- “No ‘specialized technical knowledge’ can be required of citizens to vote or to monitor vote counts.”
- There is a “constitutional requirement of a publicly observed count.”
- “[T]he government substitution of its own check or what we’d probably call an ‘audit’ is no substitute at all for public observation.”
- “A paper trail simply does not suffice to meet the above standards.
- “As a result of these principles,…’all independent observers’ conclude that ‘electronic voting machines are totally banned in Germany’ because no conceivable computerized voting system can cast and count votes that meet the twin requirements of…being both ‘observable’ and also not requiring specialized technical knowledge.
Hand-counting paper ballots is no good at all, argue critics, unless you really want to know who the actual winner of the election was…
After the verdict in the case — filed by a computer expert and his political scientist son — Lehto wondered how it could be that open, observable democracy is seemingly an inviolable right for “conquered Nazis,” but not, apparently, for citizens of the United States…

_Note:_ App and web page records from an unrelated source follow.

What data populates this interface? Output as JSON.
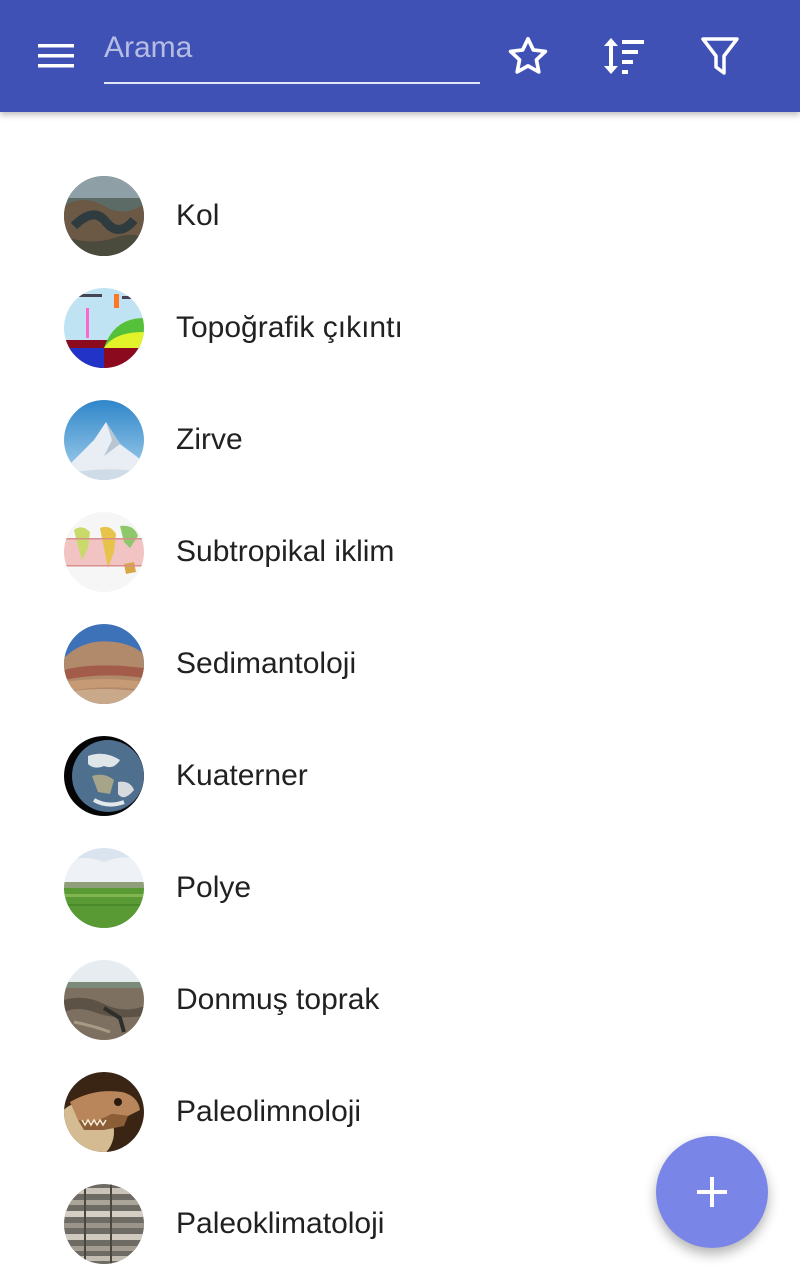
{
  "toolbar": {
    "background": "#3f51b5",
    "menu_icon": "hamburger-menu-icon",
    "search": {
      "placeholder": "Arama",
      "value": ""
    },
    "actions": [
      {
        "icon": "star-outline-icon"
      },
      {
        "icon": "sort-icon"
      },
      {
        "icon": "filter-icon"
      }
    ]
  },
  "list": {
    "items": [
      {
        "label": "Kol"
      },
      {
        "label": "Topoğrafik çıkıntı"
      },
      {
        "label": "Zirve"
      },
      {
        "label": "Subtropikal iklim"
      },
      {
        "label": "Sedimantoloji"
      },
      {
        "label": "Kuaterner"
      },
      {
        "label": "Polye"
      },
      {
        "label": "Donmuş toprak"
      },
      {
        "label": "Paleolimnoloji"
      },
      {
        "label": "Paleoklimatoloji"
      }
    ]
  },
  "fab": {
    "icon": "plus-icon",
    "color": "#7986e8"
  }
}
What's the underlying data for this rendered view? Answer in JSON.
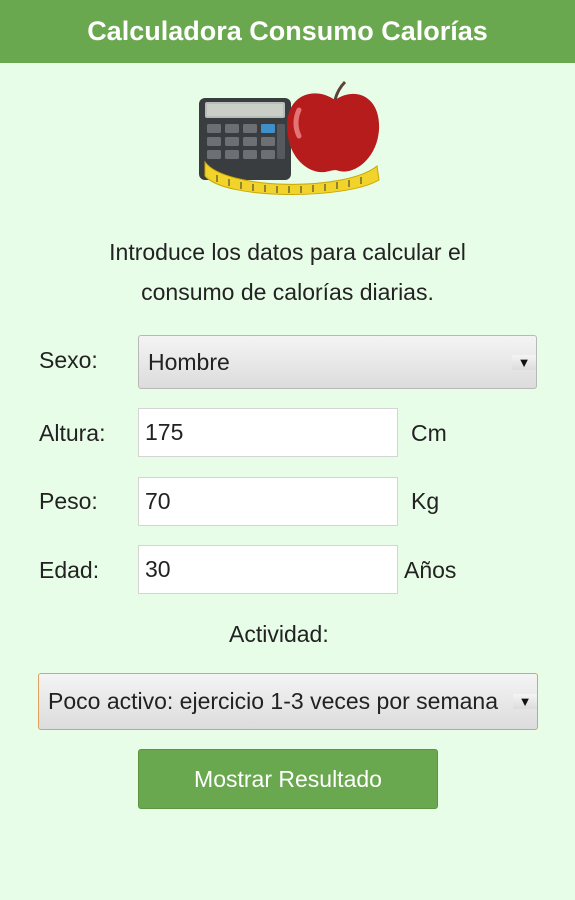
{
  "header": {
    "title": "Calculadora Consumo Calorías"
  },
  "intro": {
    "line1": "Introduce los datos para calcular el",
    "line2": "consumo de calorías diarias."
  },
  "form": {
    "sexo": {
      "label": "Sexo:",
      "value": "Hombre"
    },
    "altura": {
      "label": "Altura:",
      "value": "175",
      "unit": "Cm"
    },
    "peso": {
      "label": "Peso:",
      "value": "70",
      "unit": "Kg"
    },
    "edad": {
      "label": "Edad:",
      "value": "30",
      "unit": "Años"
    },
    "actividad": {
      "label": "Actividad:",
      "value": "Poco activo: ejercicio 1-3 veces por semana"
    }
  },
  "submit": {
    "label": "Mostrar Resultado"
  },
  "icons": {
    "dropdown": "caret-down-icon",
    "hero": "calculator-apple-tape-illustration"
  },
  "colors": {
    "accent": "#6aa84f",
    "background": "#e8fde8",
    "focus_border": "#e0a060"
  }
}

3. The Martians throw a big party at the precinct after the paper ballots have all been hand-counted. That’s partly because Martians are convivial, but also because the Martians think that democracy is important and ought to be celebrated. (Again, because the Martian population is small, they wish to begin the conciliation process between winner and loser immediately, lest fratricidal violence result, and there’s no better way to do that than over food.)
4. The Martians regulate all forms of political advertising for size (small) and frequency (not often), whether for candidates or policies. That’s because the Martians wish to minimize manipulatio by encouraging face-to-face forms of persuasion and deliberation in public venues wherever possible.
5. The Martians ban published polling data thirty days before the election. That’s because Martians believe that they each should vote for their own reasons, and that elections (unlike markets) are not (manipulative) beauty contests.
Crazy Martians! What are they thinking?
 Sadly, the time for an all-out assault on Republican “obstructionism” was 2009, when all the stars had aligned: The Republicans had no credibility, and the Democrats had the House, the Senate, the most powerful orator of our time (so it was said), in the White House, and a mandate for “hope and change.” Of course, Obama (assuming good faith) squandered this opportunity, starting with his inaugural speech, if not before.
And then there’s . I haven’t seen any actual evidence that he’s Mitt Romney’s straw in case of some kinda electoral college debacle….